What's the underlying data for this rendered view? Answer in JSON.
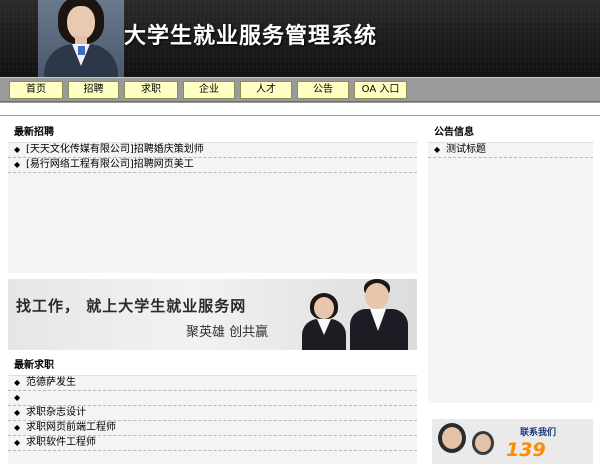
{
  "header": {
    "title": "大学生就业服务管理系统"
  },
  "nav": {
    "items": [
      "首页",
      "招聘",
      "求职",
      "企业",
      "人才",
      "公告",
      "OA 入口"
    ]
  },
  "recruit": {
    "heading": "最新招聘",
    "items": [
      "[天天文化传媒有限公司]招聘婚庆策划师",
      "[易行网络工程有限公司]招聘网页美工"
    ]
  },
  "notice": {
    "heading": "公告信息",
    "items": [
      "测试标题"
    ]
  },
  "banner": {
    "main": "找工作， 就上大学生就业服务网",
    "sub": "聚英雄 创共赢"
  },
  "jobseek": {
    "heading": "最新求职",
    "items": [
      "范德萨发生",
      "",
      "求职杂志设计",
      "求职网页前端工程师",
      "求职软件工程师"
    ]
  },
  "contact": {
    "label": "联系我们",
    "number": "139"
  },
  "colors": {
    "nav_button": "#ffffc4",
    "nav_bar": "#9a9a9a",
    "panel_bg": "#f4f4f4",
    "contact_number": "#ff8a00"
  }
}
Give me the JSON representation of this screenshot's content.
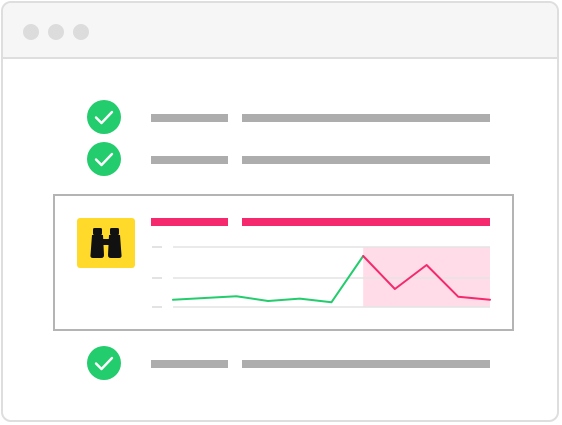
{
  "colors": {
    "success": "#23cc6c",
    "alert": "#f4296e",
    "alert_region": "#ffdce8",
    "placeholder_bar": "#adadad",
    "gridline": "#e3e3e3",
    "warning_badge": "#ffda2a",
    "baseline_line": "#23cc6c"
  },
  "window": {
    "controls": [
      "close-dot",
      "minimize-dot",
      "maximize-dot"
    ]
  },
  "checks": [
    {
      "status": "ok",
      "icon": "check-circle-icon"
    },
    {
      "status": "ok",
      "icon": "check-circle-icon"
    },
    {
      "status": "ok",
      "icon": "check-circle-icon"
    }
  ],
  "alert": {
    "status": "anomaly",
    "icon": "binoculars-icon",
    "chart_data": {
      "type": "line",
      "x": [
        0,
        1,
        2,
        3,
        4,
        5,
        6,
        7,
        8,
        9,
        10
      ],
      "series": [
        {
          "values": [
            1.2,
            1.5,
            1.8,
            1.0,
            1.4,
            0.8,
            8.5,
            3.0,
            7.0,
            1.7,
            1.2
          ]
        }
      ],
      "anomaly_range": [
        6,
        10
      ],
      "ylim": [
        0,
        10
      ],
      "grid": true
    }
  }
}
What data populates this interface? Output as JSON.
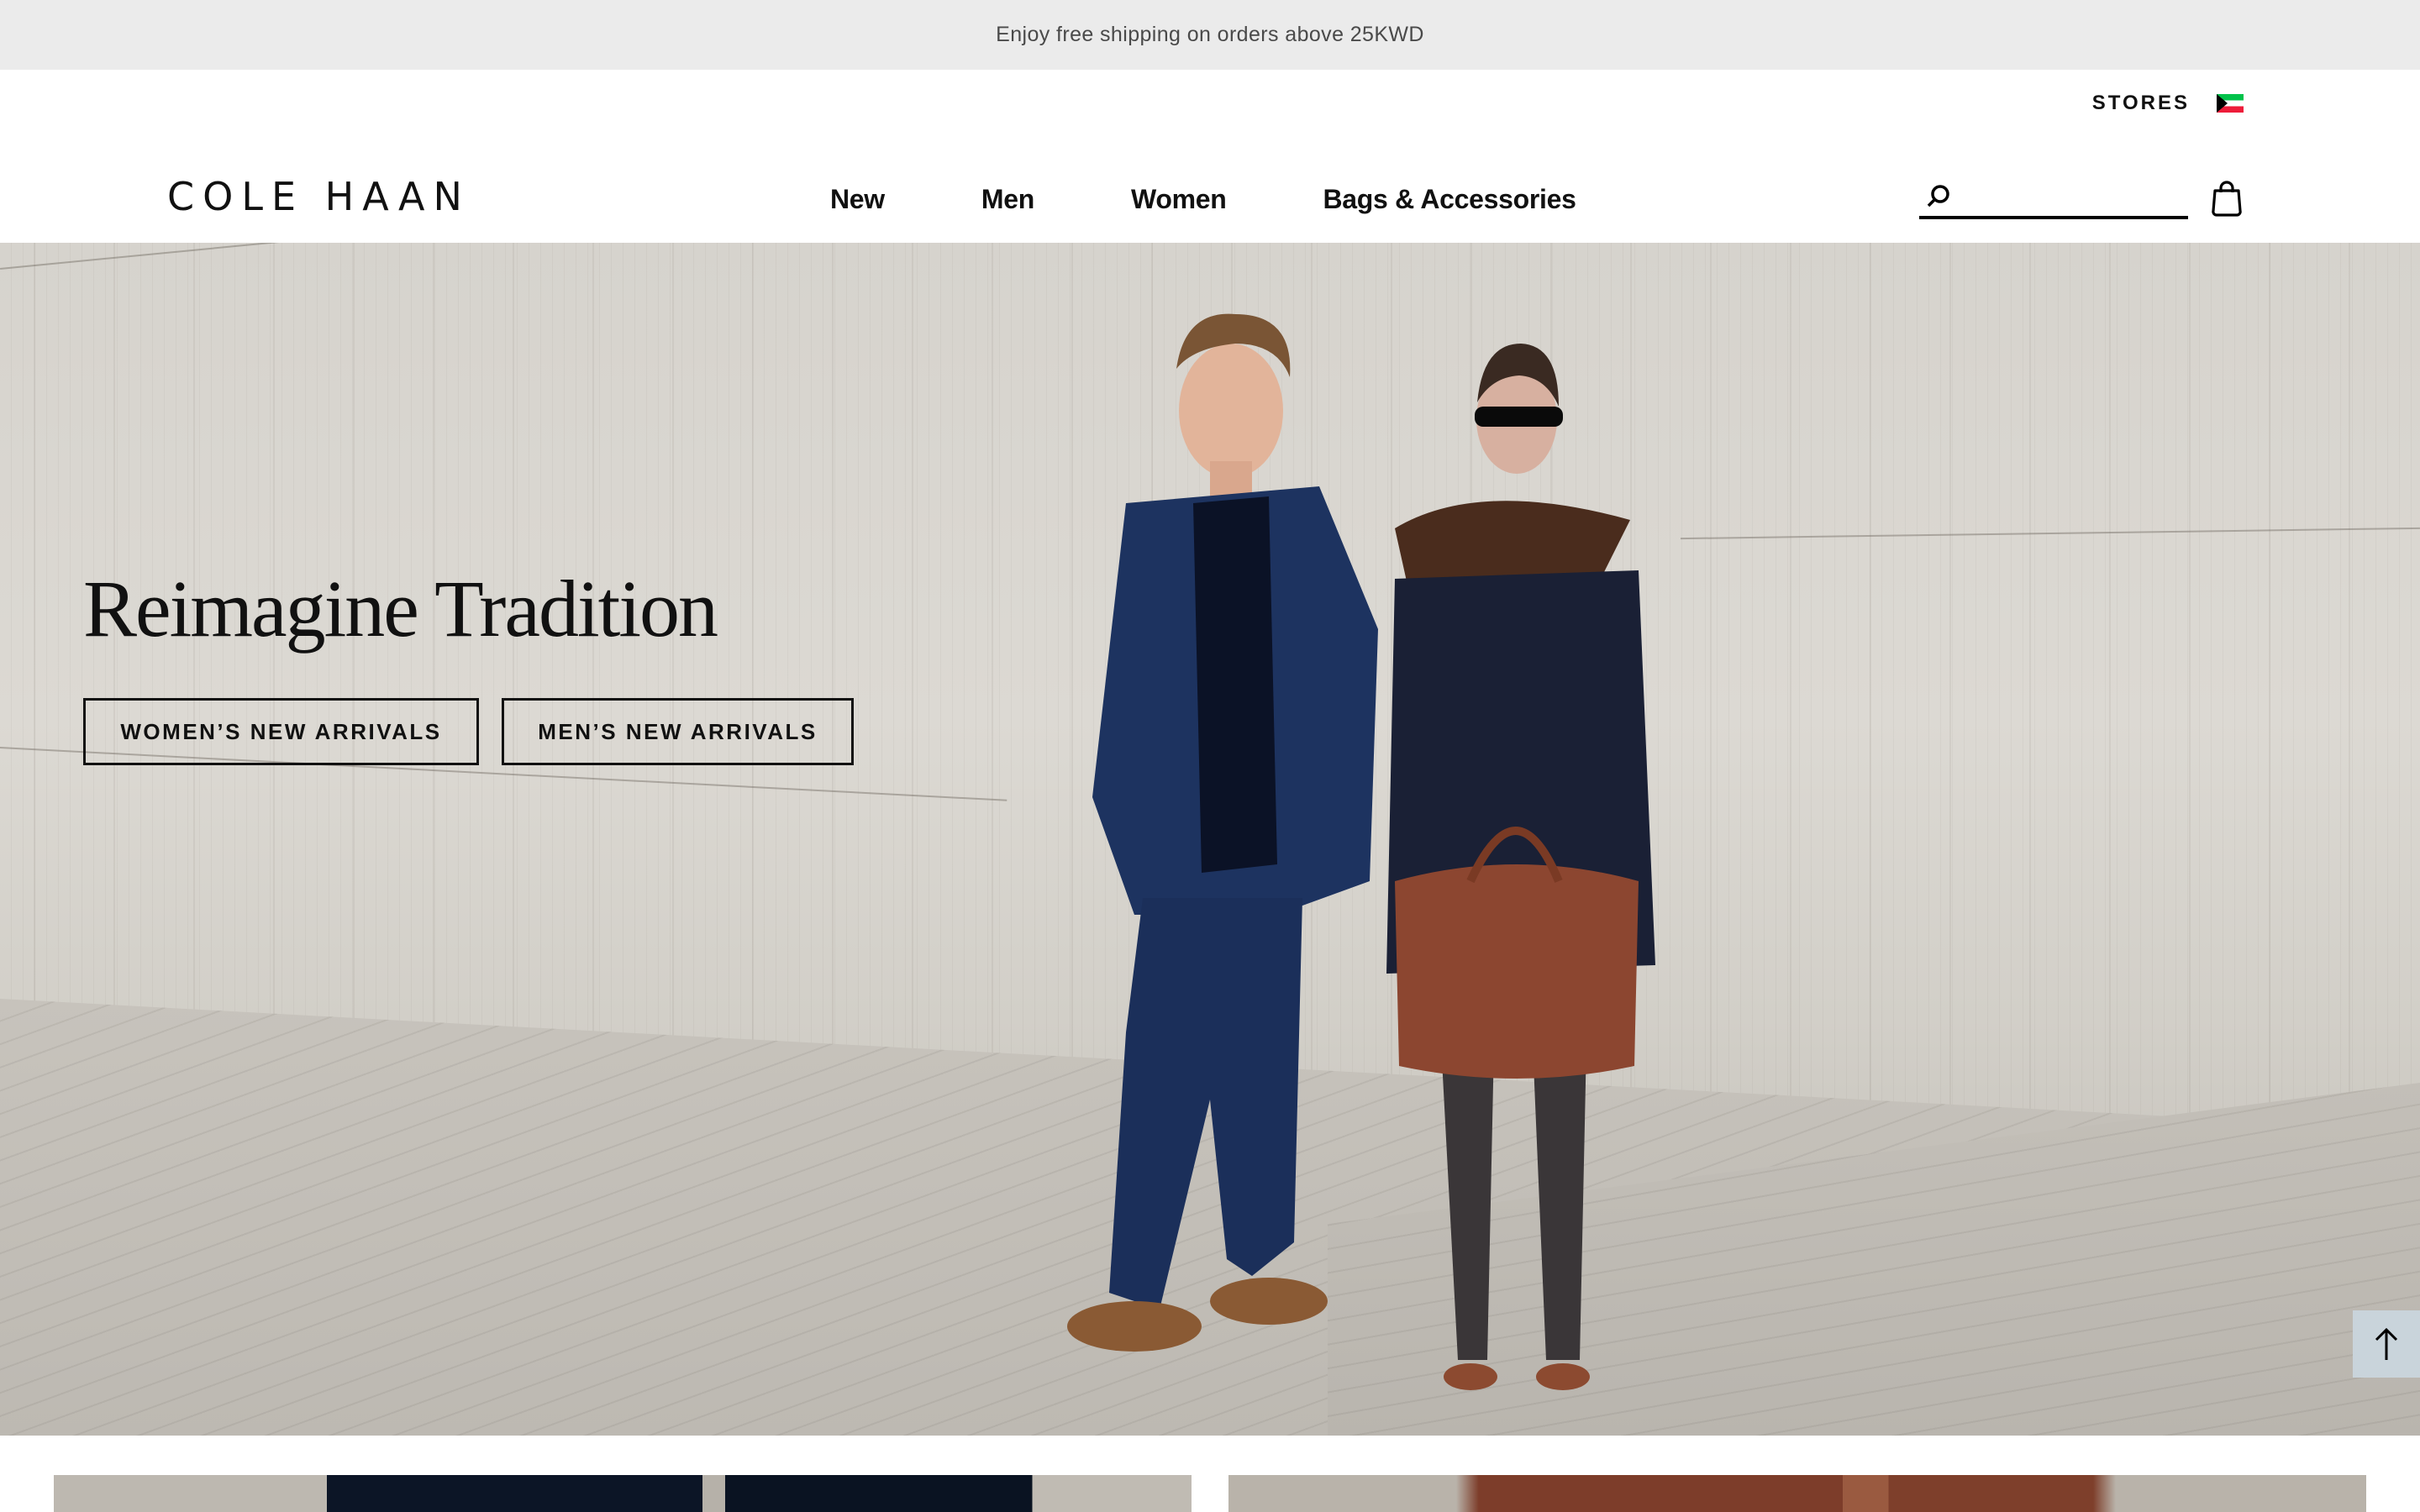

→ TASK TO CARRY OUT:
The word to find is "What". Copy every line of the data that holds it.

→ TASK OUTPUT:
What's the underlying data for this rendered view? Answer in JSON.
What data populates this interface? Output as JSON.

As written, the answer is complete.